I tossed the plant haphazardly to the compost pile. It's just a plant, after all. Circle of life, you know. Not that I don't still wish I had those plants, but now my carrots have fewer roots to compete with and some nice nitrogen processing bacteria are making the air a little more breathable for us.
Later, I said goodbye to a group of people that I hadn't anticipated meeting this year, and even after I met, didn't anticipate the impact they would have on me. The West Philly MissionYear team had their final Goodbye Dinner and I was honored to be invited. Or, maybe it was a Thank You dinner. Whatever it was supposed to be, it ended up being a teary and joyful gathering of neighbors and church members, friends and coworkers who had come to love this fantastic group of young women who gave a year of their lives to serve and live intentionally in Philly. I helped Elizabeth this past year during the after school program, and she had become a friend and her house a welcoming place to visit. So, she invited me to the Farewell (or whatever it was) Dinner and told me I could bring a dessert if I wanted- but I forgot.
The funny thing about this Appreciation (or something) Dinner was, no one said "Thanks for letting me serve" or "Thanks for helping me." Instead, the thanks sounded more like, "Thanks for letting us eat Thanksgiving at your house this year," or "Thanks for being such a fun new neighbor," and "God really knows what we need; He is good, all the time."
I gave Elizabeth a card and a hug and took one last look at that street in West Philly and all it had become and, then they left, the MissionYear folks.
Another friend I didn't anticipate meeting is on her way to a new city and lots of unknown. I wanted to print her out a picture of our little group to take with her but the machine at the drug store was broken. But as I looked at the picture, I realized that everyone in the photo was a new friend, new of this year. How did I find these awesome people?
On Thursday I got a text, "Hey do you want to come over and help me move?" When is the answer to that ever no? It was kind of funny, she noted, because the first time I was seeing her room it was all in boxes. The new tenant was with us, and before I left I tried to unpack the boxes mentally and think of what the room used to look like, and what it would look like with the new girl's stuff. We hugged Sascha and Emily C. and I left on one bike, teetering down the side street.
In another strange twist, Kansas has somehow played an important role in my life this past year. In fact I'll be headed to Kansas for the second time in a year for the wedding of a good friend. And at some point recently, I found myself standing between my two Kansas friends watching a Kansas band with a Mississippi-an drummer on a Philadelphia stage. Oh, and surrounded by some of the people mentioned already, and many more that I've come to love.
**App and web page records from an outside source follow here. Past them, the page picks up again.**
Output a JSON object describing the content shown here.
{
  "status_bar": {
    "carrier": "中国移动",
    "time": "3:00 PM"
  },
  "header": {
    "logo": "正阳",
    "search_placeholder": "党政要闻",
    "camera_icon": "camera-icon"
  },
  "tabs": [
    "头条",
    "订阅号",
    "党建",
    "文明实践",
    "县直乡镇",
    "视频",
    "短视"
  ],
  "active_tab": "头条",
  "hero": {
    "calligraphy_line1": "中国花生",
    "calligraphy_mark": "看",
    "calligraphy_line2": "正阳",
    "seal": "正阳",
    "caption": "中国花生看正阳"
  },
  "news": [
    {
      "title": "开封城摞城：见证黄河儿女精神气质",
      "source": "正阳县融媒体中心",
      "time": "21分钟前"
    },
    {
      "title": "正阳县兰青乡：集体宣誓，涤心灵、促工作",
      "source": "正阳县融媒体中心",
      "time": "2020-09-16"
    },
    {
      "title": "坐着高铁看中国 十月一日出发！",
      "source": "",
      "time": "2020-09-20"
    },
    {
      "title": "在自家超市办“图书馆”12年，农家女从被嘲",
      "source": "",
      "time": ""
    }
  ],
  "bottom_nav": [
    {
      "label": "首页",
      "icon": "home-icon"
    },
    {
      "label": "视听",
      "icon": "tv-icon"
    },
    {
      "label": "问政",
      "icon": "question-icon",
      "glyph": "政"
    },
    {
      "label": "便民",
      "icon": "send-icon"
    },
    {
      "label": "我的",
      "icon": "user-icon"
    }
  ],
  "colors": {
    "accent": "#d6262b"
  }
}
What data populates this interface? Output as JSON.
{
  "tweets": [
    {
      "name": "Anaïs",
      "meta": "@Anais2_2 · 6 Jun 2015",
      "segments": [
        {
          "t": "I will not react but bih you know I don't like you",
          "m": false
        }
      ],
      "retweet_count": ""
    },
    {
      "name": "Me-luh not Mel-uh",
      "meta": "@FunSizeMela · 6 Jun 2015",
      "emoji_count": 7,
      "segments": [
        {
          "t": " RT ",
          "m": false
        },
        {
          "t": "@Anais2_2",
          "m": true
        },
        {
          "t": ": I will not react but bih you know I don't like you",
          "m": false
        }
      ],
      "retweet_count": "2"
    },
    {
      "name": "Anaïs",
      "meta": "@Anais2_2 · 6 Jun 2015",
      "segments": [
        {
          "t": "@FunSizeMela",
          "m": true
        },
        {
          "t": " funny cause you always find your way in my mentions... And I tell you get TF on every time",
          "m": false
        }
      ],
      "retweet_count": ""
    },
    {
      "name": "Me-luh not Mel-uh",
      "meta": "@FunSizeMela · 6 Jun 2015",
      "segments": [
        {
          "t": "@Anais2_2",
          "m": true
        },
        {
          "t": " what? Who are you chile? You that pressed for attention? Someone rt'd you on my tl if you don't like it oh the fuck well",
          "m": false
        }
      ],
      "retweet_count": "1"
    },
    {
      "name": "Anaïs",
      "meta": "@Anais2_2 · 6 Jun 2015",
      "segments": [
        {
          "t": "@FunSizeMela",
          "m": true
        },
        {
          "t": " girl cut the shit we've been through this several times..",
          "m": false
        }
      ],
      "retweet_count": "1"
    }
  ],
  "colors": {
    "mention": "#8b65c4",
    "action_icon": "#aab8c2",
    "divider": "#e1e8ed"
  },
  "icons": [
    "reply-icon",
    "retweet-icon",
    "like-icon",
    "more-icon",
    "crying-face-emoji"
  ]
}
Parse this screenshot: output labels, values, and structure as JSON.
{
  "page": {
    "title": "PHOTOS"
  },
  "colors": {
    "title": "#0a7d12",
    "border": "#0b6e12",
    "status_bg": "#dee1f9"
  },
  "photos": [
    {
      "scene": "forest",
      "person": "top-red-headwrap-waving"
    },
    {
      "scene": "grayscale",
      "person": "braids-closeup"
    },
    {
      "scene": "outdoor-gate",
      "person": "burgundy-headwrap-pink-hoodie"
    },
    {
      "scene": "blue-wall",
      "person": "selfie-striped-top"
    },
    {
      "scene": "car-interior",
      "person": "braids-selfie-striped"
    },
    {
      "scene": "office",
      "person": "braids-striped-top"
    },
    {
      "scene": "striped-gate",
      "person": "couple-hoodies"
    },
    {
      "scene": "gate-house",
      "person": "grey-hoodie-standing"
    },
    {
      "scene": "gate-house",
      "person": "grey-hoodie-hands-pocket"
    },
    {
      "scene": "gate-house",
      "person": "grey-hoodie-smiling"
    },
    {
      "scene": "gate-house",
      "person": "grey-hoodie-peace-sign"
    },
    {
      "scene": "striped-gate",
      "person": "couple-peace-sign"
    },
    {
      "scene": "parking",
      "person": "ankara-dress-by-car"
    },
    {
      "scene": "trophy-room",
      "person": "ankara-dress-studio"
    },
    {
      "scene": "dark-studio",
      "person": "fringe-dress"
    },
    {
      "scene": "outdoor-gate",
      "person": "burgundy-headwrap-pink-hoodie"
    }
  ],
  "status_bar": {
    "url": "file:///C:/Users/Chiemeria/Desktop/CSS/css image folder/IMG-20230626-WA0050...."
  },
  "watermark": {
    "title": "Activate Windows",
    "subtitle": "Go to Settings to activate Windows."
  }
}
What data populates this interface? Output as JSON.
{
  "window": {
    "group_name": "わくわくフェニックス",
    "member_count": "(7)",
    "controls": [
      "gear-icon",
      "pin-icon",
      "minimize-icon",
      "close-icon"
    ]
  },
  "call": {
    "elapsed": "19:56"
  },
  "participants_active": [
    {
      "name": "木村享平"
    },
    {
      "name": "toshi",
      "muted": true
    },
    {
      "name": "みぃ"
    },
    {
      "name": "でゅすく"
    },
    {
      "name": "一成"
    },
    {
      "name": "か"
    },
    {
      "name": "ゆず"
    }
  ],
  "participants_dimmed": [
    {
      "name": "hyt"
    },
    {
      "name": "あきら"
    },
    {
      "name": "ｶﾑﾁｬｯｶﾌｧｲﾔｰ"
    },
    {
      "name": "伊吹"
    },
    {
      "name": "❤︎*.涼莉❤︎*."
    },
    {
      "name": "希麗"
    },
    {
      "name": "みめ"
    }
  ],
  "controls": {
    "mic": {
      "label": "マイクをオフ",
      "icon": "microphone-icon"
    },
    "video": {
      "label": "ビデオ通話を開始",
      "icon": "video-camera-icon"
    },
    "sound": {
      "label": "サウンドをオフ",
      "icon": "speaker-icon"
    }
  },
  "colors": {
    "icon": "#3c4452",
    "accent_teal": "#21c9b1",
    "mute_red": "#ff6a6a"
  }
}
As we stood, I felt like I was about to turn the next page of a book. As July becomes August and I grip the corner of the page, I know that some of the characters won't be on the next one, and that there will be new characters there instead, and ones I don't even know exist yet. But that night was for the about-to-turn anticipation while still enjoying every word. Still enjoying the fact that for one last time (for now, anyway) we were all able to be together in vigil of our community past and in honor of our community new, as it is now. After the show we hugged Kelsey and Whitney, waved at the band and all their gear, their thousands of miles ahead of them, and Emily A. and I walked down the bright lit Center City street
I tended those squash every day for three months, and it struck me how powerless I was to save them from the elements. I knew another, bigger storm was coming so I desperately tied up the tomato plant, bracing it for the winds, knowing that even if I stood out there with it, I couldn't wrap my arms around enough of its lengthy and numerous limbs to save it from the unfeeling storm. I had to trust that if it had been time for that squash, then it might be time for my tomato, too.
And it strikes me how powerless I was to bring any of those plants into existence in the first place. I mean, all "tended" really means is prune, water, wait, and hopefully, pick. But the seeds and I entered in to this unique partnership back in late April- I gave them a good home, and they were pre-packed with food and all the right ingredients to grow. Much like the friendships that have blossomed this year. In a way, I had as much power over the friendships I made as whether or not my plants were going to grow; but in another way, if I hadn't tended to my plants, they never would have grown at all.
And that's what I've learned. Everything I gained this year, I didn't do it on my own. "What right do you have to be angry about this plant?" God asked Jonah. "You didn't make it grow. So shouldn't I care about this great city- all these people?"
I still have that tomato plant, and it gets bigger every day. Elizabeth is back home now. Whitney and Kelsey are gone or leaving soon. Sascha will probably be back sooner rather than later. And they (and I) are all continuing to write their own stories, make new friendships. They, and many more of my friends, are leaving or coming or changing places during what will probably be the most mobile time of our lives. But August, don't fly away. Even if this time is crazy, I still love it. Whatever control we do or don't have, it's all ok.